An obstacle for job growth?

Many employers agree with the need to change the law, saying that a company that can fire more easily will be quicker to hire.

"I think he has the right ideas," said Michael Rogowski, president of the Federation of German Industries. "From my talks with small and medium sized companies, I know that job protection legislation in its present form is an obstacle to boosting employment. So I would welcome any success Mr. Clement has in pushing through his reforms. But I fear he'll face stiff resistance."

And he has. The trade unions, led by the powerful metalworkers, have expressed fierce opposition to Clement. The head of the German Trade Union Federation, Michael Sommer, described Clement's proposal as "half-baked" and expressed his oppositions to changes in the law.

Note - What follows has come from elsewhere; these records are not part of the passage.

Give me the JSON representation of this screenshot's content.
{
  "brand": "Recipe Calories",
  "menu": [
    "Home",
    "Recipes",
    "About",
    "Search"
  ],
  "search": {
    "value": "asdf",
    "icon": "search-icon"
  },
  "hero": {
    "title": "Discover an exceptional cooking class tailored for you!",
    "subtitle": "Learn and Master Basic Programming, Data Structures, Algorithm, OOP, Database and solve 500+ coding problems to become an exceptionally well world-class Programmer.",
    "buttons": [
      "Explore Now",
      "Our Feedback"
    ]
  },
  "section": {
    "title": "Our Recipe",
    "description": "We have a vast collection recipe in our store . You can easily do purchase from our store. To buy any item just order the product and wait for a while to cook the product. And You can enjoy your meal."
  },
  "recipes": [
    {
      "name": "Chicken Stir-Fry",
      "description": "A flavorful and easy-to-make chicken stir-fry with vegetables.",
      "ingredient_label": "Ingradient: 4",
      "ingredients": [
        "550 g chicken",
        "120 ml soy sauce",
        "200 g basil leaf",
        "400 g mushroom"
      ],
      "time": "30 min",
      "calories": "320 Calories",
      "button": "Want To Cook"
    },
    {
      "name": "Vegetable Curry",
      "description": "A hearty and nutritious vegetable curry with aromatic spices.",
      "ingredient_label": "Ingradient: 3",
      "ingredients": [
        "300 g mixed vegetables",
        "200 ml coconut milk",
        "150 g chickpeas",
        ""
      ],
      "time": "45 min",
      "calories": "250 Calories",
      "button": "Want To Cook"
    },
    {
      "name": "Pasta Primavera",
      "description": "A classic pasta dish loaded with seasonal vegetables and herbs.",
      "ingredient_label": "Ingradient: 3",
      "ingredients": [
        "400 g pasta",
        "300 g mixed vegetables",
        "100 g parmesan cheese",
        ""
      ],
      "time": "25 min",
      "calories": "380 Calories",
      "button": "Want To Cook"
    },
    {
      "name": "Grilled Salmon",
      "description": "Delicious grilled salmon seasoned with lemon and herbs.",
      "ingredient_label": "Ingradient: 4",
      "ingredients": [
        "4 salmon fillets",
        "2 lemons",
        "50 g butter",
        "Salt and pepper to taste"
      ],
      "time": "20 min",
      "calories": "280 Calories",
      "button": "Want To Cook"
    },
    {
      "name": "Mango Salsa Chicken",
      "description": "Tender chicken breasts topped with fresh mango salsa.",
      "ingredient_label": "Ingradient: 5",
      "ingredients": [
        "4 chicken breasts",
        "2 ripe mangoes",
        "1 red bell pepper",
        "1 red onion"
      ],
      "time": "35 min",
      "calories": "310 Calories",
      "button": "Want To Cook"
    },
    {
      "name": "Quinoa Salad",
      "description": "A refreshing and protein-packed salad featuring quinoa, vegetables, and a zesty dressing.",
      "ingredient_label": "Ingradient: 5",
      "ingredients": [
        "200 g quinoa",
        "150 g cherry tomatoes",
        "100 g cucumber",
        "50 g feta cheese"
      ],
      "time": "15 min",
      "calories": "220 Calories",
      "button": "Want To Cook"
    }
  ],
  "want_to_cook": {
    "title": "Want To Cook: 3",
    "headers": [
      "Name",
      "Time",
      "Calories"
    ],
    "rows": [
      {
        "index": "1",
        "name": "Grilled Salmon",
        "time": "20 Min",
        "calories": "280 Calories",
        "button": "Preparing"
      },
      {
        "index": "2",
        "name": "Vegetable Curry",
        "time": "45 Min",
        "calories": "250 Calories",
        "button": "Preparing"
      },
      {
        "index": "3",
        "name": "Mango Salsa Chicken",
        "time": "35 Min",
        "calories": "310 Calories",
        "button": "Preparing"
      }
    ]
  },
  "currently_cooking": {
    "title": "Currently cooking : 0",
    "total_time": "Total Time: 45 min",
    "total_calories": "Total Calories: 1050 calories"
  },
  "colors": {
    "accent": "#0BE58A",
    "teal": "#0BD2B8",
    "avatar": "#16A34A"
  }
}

He did say, however, his organization would be willing to work with German Chancellor Gerhard Schröder's "Alliance for Jobs" roundtable.

The head of powerful German construction industry union IG BAU, Klaus Wiesehügel, offered more pointed criticism. "I hope the SPD has remained socially conscious enough to stop these abstruse proposals," adding that Clement's statements led him to question the credibility of the Social Democrats' political platforms.

The German Employers' Association has also told Schröder it's is willing to take part in another Alliance for Jobs program -- and they would like to place the issue of job protection at the top of the agenda.

"These are individual positions, and they belong in a debate within the alliance," said Chancellor Schröder. "But I'd like to point out that it's about how we create the security, under altered conditions, that employees need."

On Tuesday, the chancellor held talks with unions to discuss recommissioning the Alliance for Jobs. The top-level roundtable group first convened in 1998 and has brought together employer associations, the government and trade unions. The group has discussed everything from wage negotiations to projects to spur job growth.